Catholics gushing over Archbishop Peter Comensoli’s recent slightly-bishopy comments about the sacking of Essendon’s CEO, should perhaps have remained a little more circumspect. One pro-life comment maketh not the man!
For those who may not know, Andrew Thorburn was sacked from his position as CEO of the football club due to his supposedly conservative Christian worldview. (Thorburn’s rather colourful – and less than Christian – past seems to escape the notice of the majority of commentators.)
Premier Dan Andrews continued the public pile-on, then our favourite Bishop put in his two cents worth and was suddenly hailed as the new JPII.

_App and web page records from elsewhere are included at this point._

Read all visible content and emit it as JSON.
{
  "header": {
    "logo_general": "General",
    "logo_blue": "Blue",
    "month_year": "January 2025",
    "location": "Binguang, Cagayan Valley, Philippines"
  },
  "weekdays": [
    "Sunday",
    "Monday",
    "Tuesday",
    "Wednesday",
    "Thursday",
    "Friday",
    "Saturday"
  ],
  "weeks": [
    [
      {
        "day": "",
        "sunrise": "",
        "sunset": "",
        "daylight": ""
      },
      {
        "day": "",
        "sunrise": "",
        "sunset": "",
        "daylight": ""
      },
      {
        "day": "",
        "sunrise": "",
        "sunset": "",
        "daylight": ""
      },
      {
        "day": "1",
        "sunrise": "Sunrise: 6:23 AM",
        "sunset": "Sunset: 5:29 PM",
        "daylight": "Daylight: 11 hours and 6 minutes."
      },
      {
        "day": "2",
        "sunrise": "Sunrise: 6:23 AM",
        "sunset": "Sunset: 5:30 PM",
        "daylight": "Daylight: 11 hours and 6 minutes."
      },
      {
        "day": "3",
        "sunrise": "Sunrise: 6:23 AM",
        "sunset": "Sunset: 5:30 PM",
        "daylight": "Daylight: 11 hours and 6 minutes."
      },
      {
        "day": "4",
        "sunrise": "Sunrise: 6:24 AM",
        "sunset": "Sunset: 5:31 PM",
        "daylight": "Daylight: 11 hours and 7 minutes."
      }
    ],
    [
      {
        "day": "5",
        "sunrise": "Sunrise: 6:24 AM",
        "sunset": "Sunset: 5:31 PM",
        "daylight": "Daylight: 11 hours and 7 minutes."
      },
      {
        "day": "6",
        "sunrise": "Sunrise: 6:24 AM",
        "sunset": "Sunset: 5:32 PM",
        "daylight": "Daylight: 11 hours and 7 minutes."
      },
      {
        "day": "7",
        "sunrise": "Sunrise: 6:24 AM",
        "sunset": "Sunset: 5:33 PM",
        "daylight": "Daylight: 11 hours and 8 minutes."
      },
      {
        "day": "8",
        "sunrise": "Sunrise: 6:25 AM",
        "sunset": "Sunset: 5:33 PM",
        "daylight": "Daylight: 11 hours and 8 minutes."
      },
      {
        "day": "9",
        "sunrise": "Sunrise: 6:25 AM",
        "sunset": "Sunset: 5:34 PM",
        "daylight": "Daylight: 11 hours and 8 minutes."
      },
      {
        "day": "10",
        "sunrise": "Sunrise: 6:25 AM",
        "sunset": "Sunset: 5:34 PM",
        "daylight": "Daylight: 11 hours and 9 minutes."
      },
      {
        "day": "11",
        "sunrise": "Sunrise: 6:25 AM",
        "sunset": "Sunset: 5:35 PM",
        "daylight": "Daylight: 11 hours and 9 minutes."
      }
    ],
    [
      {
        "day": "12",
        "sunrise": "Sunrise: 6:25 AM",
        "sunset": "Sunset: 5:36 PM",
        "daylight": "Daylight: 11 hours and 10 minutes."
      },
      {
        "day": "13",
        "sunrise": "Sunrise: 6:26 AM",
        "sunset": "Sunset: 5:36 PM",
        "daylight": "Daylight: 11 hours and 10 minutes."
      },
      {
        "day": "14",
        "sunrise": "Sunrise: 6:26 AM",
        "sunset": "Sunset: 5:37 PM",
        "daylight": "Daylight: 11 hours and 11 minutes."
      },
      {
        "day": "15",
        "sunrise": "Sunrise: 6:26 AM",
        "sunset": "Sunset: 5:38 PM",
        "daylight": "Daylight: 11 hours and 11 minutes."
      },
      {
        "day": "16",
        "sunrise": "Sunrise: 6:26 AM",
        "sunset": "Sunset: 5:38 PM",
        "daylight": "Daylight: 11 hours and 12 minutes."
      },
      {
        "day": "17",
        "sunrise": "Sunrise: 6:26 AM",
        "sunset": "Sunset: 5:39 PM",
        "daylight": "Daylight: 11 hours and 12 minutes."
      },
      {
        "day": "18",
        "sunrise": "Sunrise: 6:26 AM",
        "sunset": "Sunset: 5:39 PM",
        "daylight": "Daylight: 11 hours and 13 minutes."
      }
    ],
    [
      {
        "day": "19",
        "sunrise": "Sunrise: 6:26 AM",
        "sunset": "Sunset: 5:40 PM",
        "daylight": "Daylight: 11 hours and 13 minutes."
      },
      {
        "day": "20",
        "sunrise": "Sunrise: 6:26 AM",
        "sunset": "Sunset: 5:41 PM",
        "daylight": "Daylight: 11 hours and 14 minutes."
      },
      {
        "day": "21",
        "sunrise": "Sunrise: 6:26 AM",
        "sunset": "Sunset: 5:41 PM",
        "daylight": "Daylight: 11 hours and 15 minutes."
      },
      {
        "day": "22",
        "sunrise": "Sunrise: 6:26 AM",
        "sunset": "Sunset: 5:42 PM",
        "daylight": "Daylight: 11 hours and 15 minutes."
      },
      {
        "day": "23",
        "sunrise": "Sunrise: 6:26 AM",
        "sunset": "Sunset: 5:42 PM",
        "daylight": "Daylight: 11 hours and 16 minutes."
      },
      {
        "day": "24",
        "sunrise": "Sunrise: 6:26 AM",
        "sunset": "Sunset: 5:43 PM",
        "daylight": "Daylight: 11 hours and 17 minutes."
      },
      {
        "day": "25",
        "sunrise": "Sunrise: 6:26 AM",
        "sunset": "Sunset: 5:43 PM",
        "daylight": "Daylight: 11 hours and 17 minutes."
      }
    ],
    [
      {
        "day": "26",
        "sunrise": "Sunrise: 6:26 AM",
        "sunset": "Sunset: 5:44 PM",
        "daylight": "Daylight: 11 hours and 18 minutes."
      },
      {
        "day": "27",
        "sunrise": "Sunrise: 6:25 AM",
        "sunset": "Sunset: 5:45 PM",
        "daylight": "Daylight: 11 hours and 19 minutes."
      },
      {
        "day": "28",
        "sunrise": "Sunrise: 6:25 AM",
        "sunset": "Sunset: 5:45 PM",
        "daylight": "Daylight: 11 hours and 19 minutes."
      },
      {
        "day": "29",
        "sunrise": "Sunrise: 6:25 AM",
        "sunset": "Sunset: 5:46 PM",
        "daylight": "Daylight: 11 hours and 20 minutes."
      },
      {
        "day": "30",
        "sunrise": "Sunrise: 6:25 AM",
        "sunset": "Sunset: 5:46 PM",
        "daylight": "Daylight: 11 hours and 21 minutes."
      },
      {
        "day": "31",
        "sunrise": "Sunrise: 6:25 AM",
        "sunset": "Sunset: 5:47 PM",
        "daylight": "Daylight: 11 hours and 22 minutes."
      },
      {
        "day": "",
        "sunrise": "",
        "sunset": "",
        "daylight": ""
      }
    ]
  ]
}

Comensoli’s statement was released via the Melbourne Catholic website on October 5th, then later republished in mainstream media. That was only three days before the annual March for the Babies, so it would have been reasonable to expect that the Lion of Melbourne would lead his flock of pro-life warriors through the streets to boldly protest the scourge of abortion. The Greek Bishop certainly did. And Protestant pastors, bless their hearts, were out in force. A few Catholic priests dotted the landscape, in low-key fashion.
But sadly, Archbishop Peter was nowhere to be seen. Whether the good prelate had a prior engagement, or whether he was simply putting his feet up in front of the fire at Gembrook, is something unknown to this author.
However, a pattern began to emerge after it was confided to me that His Grace was, on two separate occasions, invited to celebrate Mass for a pro-life group on October 22nd, and not only did he not acquiesce, but he did not even respond.
So, to recap Archbishop Comensoli’s track record, he:
* allows pro-abortion Dan Andrews to receive Holy Communion at a State Funeral
* employs a pro-abortion feminist in his inner circle
* doesn’t attend his Archdiocese’s biggest pro-life event of the year
* won’t celebrate Mass for dedicated Catholic pro-lifers (and impolitely won’t even answer them)
So …… maybe he’s not very pro-life after all. At least, not in any meaningful way.
But believe it or not, the comments above aren’t really what this article is about. That’s just my preambular gripe. This article is actually about an upcoming Mass to mark 175 years since the Archdiocese of Melbourne was established. In a nod to Melbourne’s multi-cultural society, the Mass features music and prayers from various nations – a Filipino Lamb of God, a Torres Strait Islander Great Amen, a Croatian Psalm, and so on it goes.
The opening hymn was specially written for the anniversary, but – get this – it was composed for the combined 175th anniversary of the Anglican and Catholic Dioceses of Melbourne. It’s a catchy little ditty about God and justice and a treaty. There’s a didgeridoo solo to make the point even clearer.
The Mass setting, including the cosmopolitan hymns and prayers, is an entirely new one called The Melbourne Mass – also jointly commissioned for the 175th anniversary of the Anglican and Catholic Dioceses of Melbourne by both churches! Yes, for use in both Catholic and Protestant churches!
Mind-boggling. (On a lesser note, how much did this – the composition of a Mass – cost the Archdiocese?? It would not be cheap. No wonder parishes are being consolidated.)
Now remember, it wasn’t long ago that Archbishop Comensoli, whilst casually suppressing a few local TLMs, said that it was incumbent upon him and all of his priests to offer the Mass worthily and decorously. And yet now he has gone ahead and had a sacrilegious Mass composed for himself and his heretical Anglican buddies.
Archbishop Comensoli, won’t you ever learn?